bc_boxcoverI love old school real time strategies: build your base, train a ton of troops, leave another ton in the queue and begin the planetary massacre against a cheating, dumb AI which keeps building resource harvesting units instead of troops to defend its attacked buildings. Such games were incredibly fun, they were not at all difficult if you had the needed spare time to spend creating huge armies and they never caused you any headaches. Unfortunately, such games are no longer created because base building is “boring,” because “tactics” are important and above all, because there are already tons of such games on the store shelves.

BC Kings, an indie RTS developed by Mascot Entertainment, is set in a long-gone universe where dinosaurs still existed and lived happily alongside humans and green mutated monsters (or aliens or whatever), doesn’t seem to care about the tough competition and comes out of nowhere with some old school gameplay to prove us we can still have some classic fun in these modern days.

Unfortunately for those interested in innovation and revolutionary gameplay mechanics, the statement above means that BC Kings does not really innovate the genre. However, the game manages to mix together some nice elements and concepts – enough to make it at least intriguing, if not pleasant.

bc-kings02For example, the game brings sub-maps similar in concept with those in Heroes of Might and Magic and you can reach them through portals. However, the potential of such a nice implementation is not fully taken advantage of, in the end being nothing but a way of increasing the size of the map you’re playing on. Also, BC Kings brings some RPG (or rather – adventure) elements as each mission in the campaign comes with optional side-quests which add to the gameplay and manage to take away some of the monotony.

The RPG element is completed by the existence of heroes which, just like in all strategy games that have them, are some really solid units which can be upgraded with all sorts of attributes and they can even receive new weapons. Usually these upgrades come as a result of completing the aforementioned side-quests or by simply purchasing them from an in-game shop using coins which are conveniently left on the map. And since the death of a hero means “game over”, it means that they are a good addition after all, one that makes the game a bit more challenging and allows for different approaches.

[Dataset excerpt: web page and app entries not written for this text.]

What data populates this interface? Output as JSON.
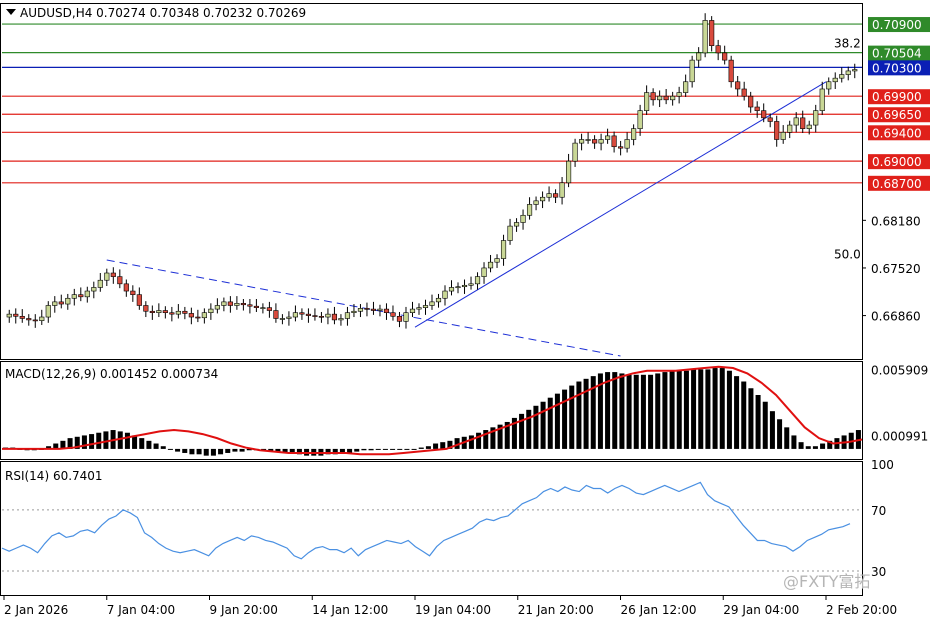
{
  "header": {
    "symbol_line": "AUDUSD,H4  0.70274 0.70348 0.70232 0.70269"
  },
  "watermark": "@FXTY富拓",
  "colors": {
    "up_candle": "#c9d796",
    "down_candle": "#d84a3d",
    "support_line": "#e0201a",
    "resistance_line": "#2f8a2a",
    "current_price": "#0a1fb5",
    "macd_signal": "#e01010",
    "rsi_line": "#4a90e2"
  },
  "chart_data": [
    {
      "type": "candlestick",
      "title": "AUDUSD,H4",
      "ohlc_header": {
        "open": 0.70274,
        "high": 0.70348,
        "low": 0.70232,
        "close": 0.70269
      },
      "ylim": [
        0.663,
        0.7115
      ],
      "y_ticks": [
        "0.68180",
        "0.67520",
        "0.66860"
      ],
      "x_ticks": [
        "2 Jan 2026",
        "7 Jan 04:00",
        "9 Jan 20:00",
        "14 Jan 12:00",
        "19 Jan 04:00",
        "21 Jan 20:00",
        "26 Jan 12:00",
        "29 Jan 04:00",
        "2 Feb 20:00"
      ],
      "levels": [
        {
          "price": 0.709,
          "label": "0.70900",
          "kind": "resistance"
        },
        {
          "price": 0.70504,
          "label": "0.70504",
          "kind": "resistance"
        },
        {
          "price": 0.703,
          "label": "0.70300",
          "kind": "current"
        },
        {
          "price": 0.699,
          "label": "0.69900",
          "kind": "support"
        },
        {
          "price": 0.6965,
          "label": "0.69650",
          "kind": "support"
        },
        {
          "price": 0.694,
          "label": "0.69400",
          "kind": "support"
        },
        {
          "price": 0.69,
          "label": "0.69000",
          "kind": "support"
        },
        {
          "price": 0.687,
          "label": "0.68700",
          "kind": "support"
        }
      ],
      "fib_labels": [
        {
          "text": "38.2",
          "price": 0.70504
        },
        {
          "text": "50.0",
          "price": 0.6758
        }
      ],
      "trendlines": [
        {
          "style": "solid",
          "from": {
            "x": "19 Jan 04:00",
            "price": 0.667
          },
          "to": {
            "x": "2 Feb 20:00",
            "price": 0.701
          }
        },
        {
          "style": "dashed",
          "from": {
            "x": "7 Jan 04:00",
            "price": 0.6763
          },
          "to": {
            "x": "26 Jan 12:00",
            "price": 0.663
          }
        }
      ],
      "close_path": [
        0.6688,
        0.6685,
        0.6682,
        0.668,
        0.6679,
        0.6684,
        0.67,
        0.6705,
        0.6702,
        0.671,
        0.6715,
        0.6712,
        0.672,
        0.6725,
        0.6735,
        0.6745,
        0.674,
        0.673,
        0.672,
        0.6715,
        0.67,
        0.6692,
        0.669,
        0.6693,
        0.669,
        0.6688,
        0.6692,
        0.6689,
        0.6684,
        0.6683,
        0.669,
        0.6695,
        0.67,
        0.6705,
        0.67,
        0.6703,
        0.6701,
        0.6699,
        0.6697,
        0.6697,
        0.6693,
        0.6682,
        0.6682,
        0.6684,
        0.669,
        0.6688,
        0.6686,
        0.6685,
        0.6684,
        0.6688,
        0.668,
        0.6682,
        0.669,
        0.6692,
        0.6696,
        0.6695,
        0.6693,
        0.6695,
        0.669,
        0.6685,
        0.6678,
        0.669,
        0.6695,
        0.6697,
        0.67,
        0.6705,
        0.671,
        0.672,
        0.6725,
        0.6726,
        0.6728,
        0.673,
        0.674,
        0.6752,
        0.676,
        0.6765,
        0.679,
        0.681,
        0.6815,
        0.6825,
        0.684,
        0.6845,
        0.685,
        0.6855,
        0.685,
        0.687,
        0.69,
        0.6925,
        0.693,
        0.693,
        0.6925,
        0.693,
        0.6935,
        0.692,
        0.6918,
        0.693,
        0.6945,
        0.697,
        0.6995,
        0.6985,
        0.699,
        0.6985,
        0.699,
        0.6995,
        0.701,
        0.704,
        0.705,
        0.7095,
        0.706,
        0.705,
        0.704,
        0.701,
        0.7,
        0.699,
        0.6975,
        0.697,
        0.696,
        0.6955,
        0.693,
        0.694,
        0.695,
        0.696,
        0.6945,
        0.695,
        0.697,
        0.7,
        0.701,
        0.7015,
        0.702,
        0.7025,
        0.7027
      ]
    },
    {
      "type": "bar",
      "title": "MACD(12,26,9) 0.001452 0.000734",
      "main": 0.001452,
      "signal": 0.000734,
      "ylim": [
        -0.0006,
        0.0063
      ],
      "y_ticks": [
        "0.005909",
        "0.000991"
      ],
      "histogram": [
        0.0001,
        0.0001,
        0.0,
        -0.0001,
        -0.0001,
        0.0,
        0.0002,
        0.0004,
        0.0006,
        0.0008,
        0.0009,
        0.001,
        0.0011,
        0.0012,
        0.0013,
        0.0014,
        0.0013,
        0.0012,
        0.001,
        0.0008,
        0.0006,
        0.0004,
        0.0002,
        0.0,
        -0.0002,
        -0.0003,
        -0.0004,
        -0.0004,
        -0.0005,
        -0.0005,
        -0.0004,
        -0.0003,
        -0.0002,
        -0.0002,
        -0.0001,
        -0.0001,
        -0.0001,
        -0.0002,
        -0.0002,
        -0.0003,
        -0.0003,
        -0.0004,
        -0.0005,
        -0.0005,
        -0.0005,
        -0.0004,
        -0.0004,
        -0.0003,
        -0.0003,
        -0.0002,
        -0.0001,
        -0.0001,
        0.0,
        0.0,
        0.0,
        0.0,
        0.0,
        0.0,
        0.0001,
        0.0002,
        0.0004,
        0.0005,
        0.0006,
        0.0008,
        0.0009,
        0.001,
        0.0012,
        0.0014,
        0.0016,
        0.0018,
        0.002,
        0.0023,
        0.0026,
        0.0029,
        0.0032,
        0.0035,
        0.0038,
        0.0041,
        0.0044,
        0.0047,
        0.005,
        0.0052,
        0.0054,
        0.0056,
        0.0057,
        0.0057,
        0.0056,
        0.0055,
        0.0055,
        0.0055,
        0.0055,
        0.0056,
        0.0057,
        0.0058,
        0.0058,
        0.0058,
        0.0059,
        0.0059,
        0.0059,
        0.006,
        0.006,
        0.0058,
        0.0054,
        0.005,
        0.0045,
        0.004,
        0.0035,
        0.0028,
        0.0022,
        0.0016,
        0.001,
        0.0005,
        0.0002,
        0.0002,
        0.0004,
        0.0006,
        0.0008,
        0.001,
        0.0012,
        0.0014
      ],
      "signal_path": [
        0.0,
        0.0,
        0.0,
        0.0,
        0.0,
        0.0001,
        0.0003,
        0.0005,
        0.0007,
        0.0009,
        0.0011,
        0.0013,
        0.0014,
        0.0013,
        0.0011,
        0.0008,
        0.0004,
        0.0001,
        -0.0001,
        -0.0002,
        -0.0003,
        -0.0003,
        -0.0003,
        -0.0003,
        -0.0003,
        -0.0004,
        -0.0004,
        -0.0004,
        -0.0003,
        -0.0002,
        -0.0001,
        0.0,
        0.0004,
        0.0008,
        0.0012,
        0.0016,
        0.002,
        0.0024,
        0.0029,
        0.0034,
        0.0039,
        0.0044,
        0.0049,
        0.0053,
        0.0056,
        0.0058,
        0.0058,
        0.0058,
        0.0059,
        0.006,
        0.0061,
        0.006,
        0.0056,
        0.0049,
        0.004,
        0.0028,
        0.0016,
        0.0008,
        0.0004,
        0.0005,
        0.0007
      ]
    },
    {
      "type": "line",
      "title": "RSI(14) 60.7401",
      "value": 60.7401,
      "ylim": [
        15,
        100
      ],
      "y_ticks": [
        "100",
        "70",
        "30"
      ],
      "levels": [
        70,
        30
      ],
      "values": [
        45,
        43,
        45,
        47,
        45,
        42,
        48,
        53,
        55,
        52,
        53,
        56,
        57,
        55,
        60,
        64,
        66,
        70,
        68,
        65,
        55,
        52,
        48,
        45,
        43,
        42,
        43,
        44,
        42,
        40,
        45,
        48,
        50,
        52,
        50,
        53,
        52,
        50,
        49,
        47,
        45,
        40,
        38,
        42,
        45,
        46,
        44,
        44,
        42,
        45,
        40,
        44,
        46,
        48,
        50,
        49,
        48,
        50,
        46,
        43,
        40,
        46,
        50,
        52,
        54,
        56,
        58,
        62,
        64,
        63,
        65,
        66,
        70,
        74,
        76,
        78,
        82,
        84,
        82,
        85,
        83,
        82,
        86,
        84,
        84,
        81,
        84,
        86,
        84,
        81,
        80,
        82,
        84,
        86,
        84,
        82,
        84,
        86,
        88,
        80,
        76,
        74,
        72,
        66,
        60,
        55,
        50,
        50,
        48,
        47,
        46,
        43,
        46,
        50,
        52,
        54,
        57,
        58,
        59,
        61
      ]
    }
  ]
}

Gameplay-wise, everything is kind of standard. What I’ve noticed is the fact that BC Kings lacks the option of choosing specific formations for your troops, which can become a bit of a headache: fast units will get too soon near the enemies and they’ll be destroyed, weakening your overall power and making it easier for the AI to destroy you. So you’ve got to be very careful and keep an eye on your troops all the time – even if you set the “defensive” mentality to them, since it appears that 10,000 years ago it was all about attacking.

An interesting thing, even though it ultimately becomes frustrating, is the fact that dinosaurs are randomly spawned over the map and they do tend to attack your workers (aka resource gatherers). This means that it’s a good idea tobc-kings03 leave a few troops with them – and this makes it a bit more realistic. And probably it’s the only thing that does it.

There are four types of resources used in BC Kings: wood, stone, bone, and food and except from food (which can be gathered from mammoths you hunt down) they can all be gathered from fixed locations. They also add some extra difficulty to the game since building units and buildings generally requires the existence of huge amounts of all types of resources, further meaning that you can rarely perform rushed attacks over your enemy.

The troops in the game are standard for any RTS: workers, melee, ranged and mounted units with a bit of variation from flying units, ones which can use magic and ships. The way units work seems to be: “strongest one wins,” instead of the classic “rock, paper, scissors” which means that generally building your strongest type of unit in huge quantities should be enough for you to eventually crush the mutated enemies.

BC Kings also brings a lot of humor into play (or at least tries to) and that’s a welcomed addition to the genre – you’ll have to go to Hell in one mission (literally) and you’ll always have funny dialogs in the cutscenes. After all, even the units design is pretty amusing, but I don’t know if that was intended or not…

bc-kings04The visuals of the game are outdated. The level of detail is pretty low, the environments are repetitive and even troops look alike. Actually, the entire game simply looks like an improved Warcraft title. And that should say it all! Also, the comparison with Blizzards title stays when it comes to the voice acting: even though there are obviously no similar lines, from the second I’ve heard the units talk I thought “Warcraft” and got a cool nostalgic feeling.


BC Kings is not a poor game but it does not stand out from the crowd either. The chances are that if you enjoyed Warcraft or if you like old school real time strategies, you will also find Mascot’s game entertaining – and the fact that is cheap is an added bonus. However, if you’re looking for innovation, eye candy visuals, complex gameplay mechanics and a less casual title, you should look elsewhere.

Final rating:

Confused? Learn more about our rating system!